The pavilion speaks to MASS Design Group’s approach to the design and building process. One of MASS’ co-founders, Michael Murphy, describes the approach as such: “On every project, we highlight and scale local innovation and ideas, hire local labor, and use local materials. This kind of architecture is making human lives better, and this is how we evaluate design integrity and the success of our projects. From our ethos, we draw a core set of principles that ensures we deliver sustainable and beautiful buildings, but also that we spread this ethos by training a growing generation of designers and architects.”
In the spring of 2015 a series of design charrettes were held between MASS, the Center for Design Research, students from Virginia Tech’s architecture and industrial design programs, and the computational design consultants The United Nathans. The experimental gridshell structure of the pavilion is a result of an earlier collaboration between MASS and the Center for Design research. It was fabricated using state-of-the-art collaborative robotic fabrication techniques and a merger of traditional craftsmanship and computationally driven manufacturing processes. In order to move from the computational design environment to one of material, the team worked in collaboration with Autodesk to develop a novel design-to-robotic fabrication workflow using the emerging visual scripting interface Dynamo.
In the weeks leading up to the installation, students from the School of Architecture + Design produced building components at the College of Architecture and Urban Studies’ Research and Demonstration Facility in Blacksburg. Students and faculty travelled to Boston to erect the pavilion on the greenway, working long hours hand in hand with designers from MASS Design and design firm Rudabega to deploy the experimental structure. The construction, a performance in and of itself, is intended to reconnect the process of making with the value afforded by a considerate merger of labor, material, and technology, thus reestablishing the connection between the built environment, its users, and those who make it.

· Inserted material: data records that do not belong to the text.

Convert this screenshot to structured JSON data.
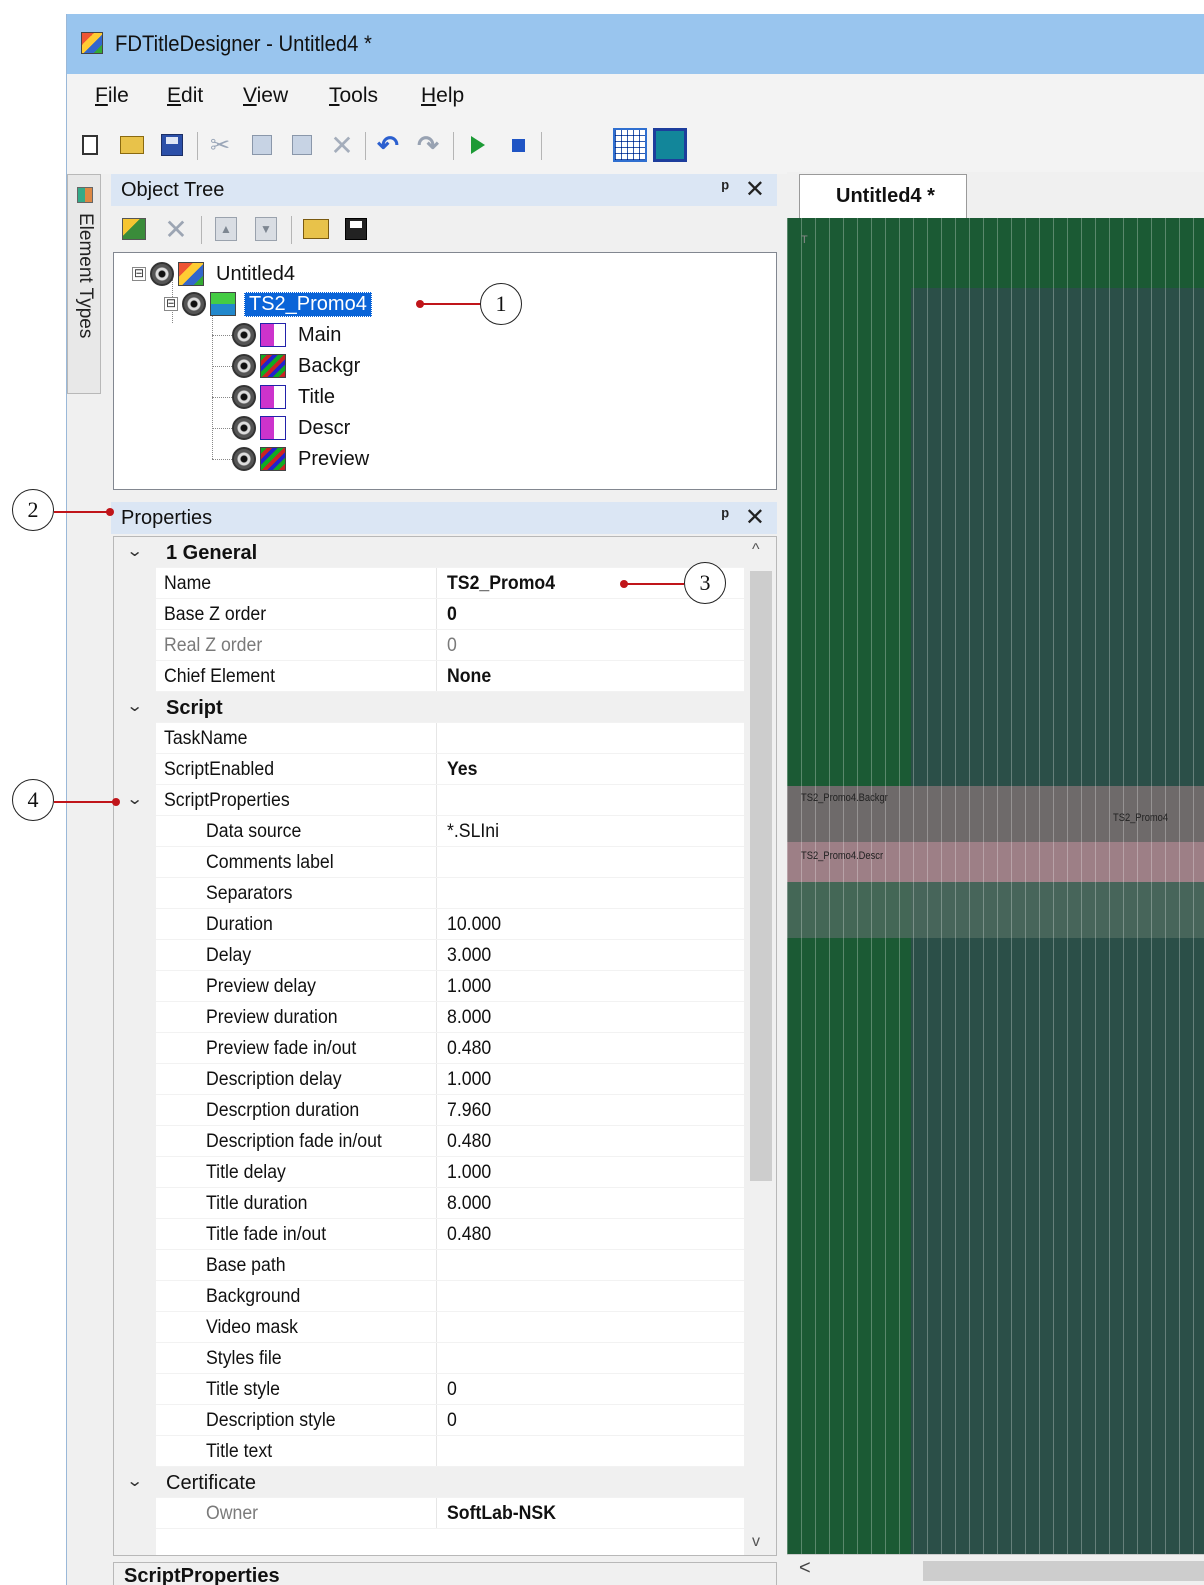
{
  "window": {
    "title": "FDTitleDesigner - Untitled4 *"
  },
  "menu": [
    {
      "label": "File",
      "u": "F",
      "rest": "ile"
    },
    {
      "label": "Edit",
      "u": "E",
      "rest": "dit"
    },
    {
      "label": "View",
      "u": "V",
      "rest": "iew"
    },
    {
      "label": "Tools",
      "u": "T",
      "rest": "ools"
    },
    {
      "label": "Help",
      "u": "H",
      "rest": "elp"
    }
  ],
  "toolbar_icons": [
    "new-icon",
    "open-icon",
    "save-icon",
    "cut-icon",
    "copy-icon",
    "paste-icon",
    "delete-icon",
    "undo-icon",
    "redo-icon",
    "play-icon",
    "stop-icon",
    "grid-icon",
    "safe-frame-icon"
  ],
  "side_tab": {
    "label": "Element Types"
  },
  "object_tree": {
    "title": "Object Tree",
    "pin": "ᵖ",
    "close": "✕",
    "nodes": [
      {
        "label": "Untitled4",
        "icon": "project-icon",
        "expander": "⊟"
      },
      {
        "label": "TS2_Promo4",
        "icon": "scene-icon",
        "expander": "⊟",
        "selected": true
      },
      {
        "label": "Main",
        "icon": "text-element-icon"
      },
      {
        "label": "Backgr",
        "icon": "video-element-icon"
      },
      {
        "label": "Title",
        "icon": "text-element-icon"
      },
      {
        "label": "Descr",
        "icon": "text-element-icon"
      },
      {
        "label": "Preview",
        "icon": "video-element-icon"
      }
    ]
  },
  "properties": {
    "title": "Properties",
    "pin": "ᵖ",
    "close": "✕",
    "chevron": "⌄",
    "rows": [
      {
        "kind": "cat",
        "label": "1 General"
      },
      {
        "kind": "prop",
        "name": "Name",
        "value": "TS2_Promo4",
        "bold": true
      },
      {
        "kind": "prop",
        "name": "Base Z order",
        "value": "0",
        "bold": true
      },
      {
        "kind": "prop",
        "name": "Real Z order",
        "value": "0",
        "dim": true
      },
      {
        "kind": "prop",
        "name": "Chief Element",
        "value": "None",
        "bold": true
      },
      {
        "kind": "cat",
        "label": "Script"
      },
      {
        "kind": "prop",
        "name": "TaskName",
        "value": ""
      },
      {
        "kind": "prop",
        "name": "ScriptEnabled",
        "value": "Yes",
        "bold": true
      },
      {
        "kind": "sub",
        "name": "ScriptProperties"
      },
      {
        "kind": "prop2",
        "name": "Data source",
        "value": "*.SLIni"
      },
      {
        "kind": "prop2",
        "name": "Comments label",
        "value": ""
      },
      {
        "kind": "prop2",
        "name": "Separators",
        "value": ""
      },
      {
        "kind": "prop2",
        "name": "Duration",
        "value": "10.000"
      },
      {
        "kind": "prop2",
        "name": "Delay",
        "value": "3.000"
      },
      {
        "kind": "prop2",
        "name": "Preview delay",
        "value": "1.000"
      },
      {
        "kind": "prop2",
        "name": "Preview duration",
        "value": "8.000"
      },
      {
        "kind": "prop2",
        "name": "Preview fade in/out",
        "value": "0.480"
      },
      {
        "kind": "prop2",
        "name": "Description delay",
        "value": "1.000"
      },
      {
        "kind": "prop2",
        "name": "Descrption duration",
        "value": "7.960"
      },
      {
        "kind": "prop2",
        "name": "Description fade in/out",
        "value": "0.480"
      },
      {
        "kind": "prop2",
        "name": "Title delay",
        "value": "1.000"
      },
      {
        "kind": "prop2",
        "name": "Title duration",
        "value": "8.000"
      },
      {
        "kind": "prop2",
        "name": "Title fade in/out",
        "value": "0.480"
      },
      {
        "kind": "prop2",
        "name": "Base path",
        "value": ""
      },
      {
        "kind": "prop2",
        "name": "Background",
        "value": ""
      },
      {
        "kind": "prop2",
        "name": "Video mask",
        "value": ""
      },
      {
        "kind": "prop2",
        "name": "Styles file",
        "value": ""
      },
      {
        "kind": "prop2",
        "name": "Title style",
        "value": "0"
      },
      {
        "kind": "prop2",
        "name": "Description style",
        "value": "0"
      },
      {
        "kind": "prop2",
        "name": "Title text",
        "value": ""
      },
      {
        "kind": "cat-plain",
        "label": "Certificate"
      },
      {
        "kind": "prop2dim",
        "name": "Owner",
        "value": "SoftLab-NSK",
        "bold": true
      }
    ],
    "description_title": "ScriptProperties"
  },
  "canvas": {
    "tab_label": "Untitled4 *",
    "labels": {
      "backgr": "TS2_Promo4.Backgr",
      "promo": "TS2_Promo4",
      "descr": "TS2_Promo4.Descr"
    },
    "tick": "T",
    "colors": {
      "outer": "#1b5a34",
      "inner": "#2b4f48",
      "band1": "#6e6a6a",
      "band2": "#9d7f86"
    }
  },
  "scroll": {
    "up": "^",
    "down": "v",
    "left": "<"
  },
  "callouts": [
    "1",
    "2",
    "3",
    "4"
  ]
}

Beyond the artifact, this project is about process…one that enables students, practitioners, industry specialists, and community members to come together and teach each other through making…the act of making, at this scale and complexity, requires collaboration — this is why it is valuable, why we work in this manner, and how the learning of a single project will propagate.